*** Opening Data for analysis ***

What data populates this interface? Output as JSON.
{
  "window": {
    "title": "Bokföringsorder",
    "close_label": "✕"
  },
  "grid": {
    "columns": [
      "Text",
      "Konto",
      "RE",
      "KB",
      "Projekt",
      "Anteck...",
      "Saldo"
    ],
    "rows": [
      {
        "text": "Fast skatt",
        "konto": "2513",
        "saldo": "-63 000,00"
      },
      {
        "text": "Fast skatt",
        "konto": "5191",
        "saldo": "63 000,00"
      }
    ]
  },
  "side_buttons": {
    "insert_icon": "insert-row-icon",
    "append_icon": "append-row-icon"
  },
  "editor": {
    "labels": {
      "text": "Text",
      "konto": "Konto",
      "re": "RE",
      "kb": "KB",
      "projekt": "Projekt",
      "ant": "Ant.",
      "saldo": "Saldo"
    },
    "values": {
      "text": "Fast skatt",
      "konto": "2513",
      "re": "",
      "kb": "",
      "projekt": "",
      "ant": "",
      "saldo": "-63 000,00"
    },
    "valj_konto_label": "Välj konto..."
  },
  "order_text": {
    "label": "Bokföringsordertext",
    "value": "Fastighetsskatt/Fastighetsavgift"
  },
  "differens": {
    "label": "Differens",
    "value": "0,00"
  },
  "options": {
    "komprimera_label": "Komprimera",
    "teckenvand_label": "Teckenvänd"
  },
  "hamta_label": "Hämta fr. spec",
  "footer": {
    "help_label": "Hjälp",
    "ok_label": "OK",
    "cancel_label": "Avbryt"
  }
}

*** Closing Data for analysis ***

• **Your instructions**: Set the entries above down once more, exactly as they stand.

• **Result of the exercise**:
What data populates this interface? Output as JSON.
{
  "window": {
    "title": "Bokföringsorder",
    "close_label": "✕"
  },
  "grid": {
    "columns": [
      "Text",
      "Konto",
      "RE",
      "KB",
      "Projekt",
      "Anteck...",
      "Saldo"
    ],
    "rows": [
      {
        "text": "Fast skatt",
        "konto": "2513",
        "saldo": "-63 000,00"
      },
      {
        "text": "Fast skatt",
        "konto": "5191",
        "saldo": "63 000,00"
      }
    ]
  },
  "side_buttons": {
    "insert_icon": "insert-row-icon",
    "append_icon": "append-row-icon"
  },
  "editor": {
    "labels": {
      "text": "Text",
      "konto": "Konto",
      "re": "RE",
      "kb": "KB",
      "projekt": "Projekt",
      "ant": "Ant.",
      "saldo": "Saldo"
    },
    "values": {
      "text": "Fast skatt",
      "konto": "2513",
      "re": "",
      "kb": "",
      "projekt": "",
      "ant": "",
      "saldo": "-63 000,00"
    },
    "valj_konto_label": "Välj konto..."
  },
  "order_text": {
    "label": "Bokföringsordertext",
    "value": "Fastighetsskatt/Fastighetsavgift"
  },
  "differens": {
    "label": "Differens",
    "value": "0,00"
  },
  "options": {
    "komprimera_label": "Komprimera",
    "teckenvand_label": "Teckenvänd"
  },
  "hamta_label": "Hämta fr. spec",
  "footer": {
    "help_label": "Hjälp",
    "ok_label": "OK",
    "cancel_label": "Avbryt"
  }
}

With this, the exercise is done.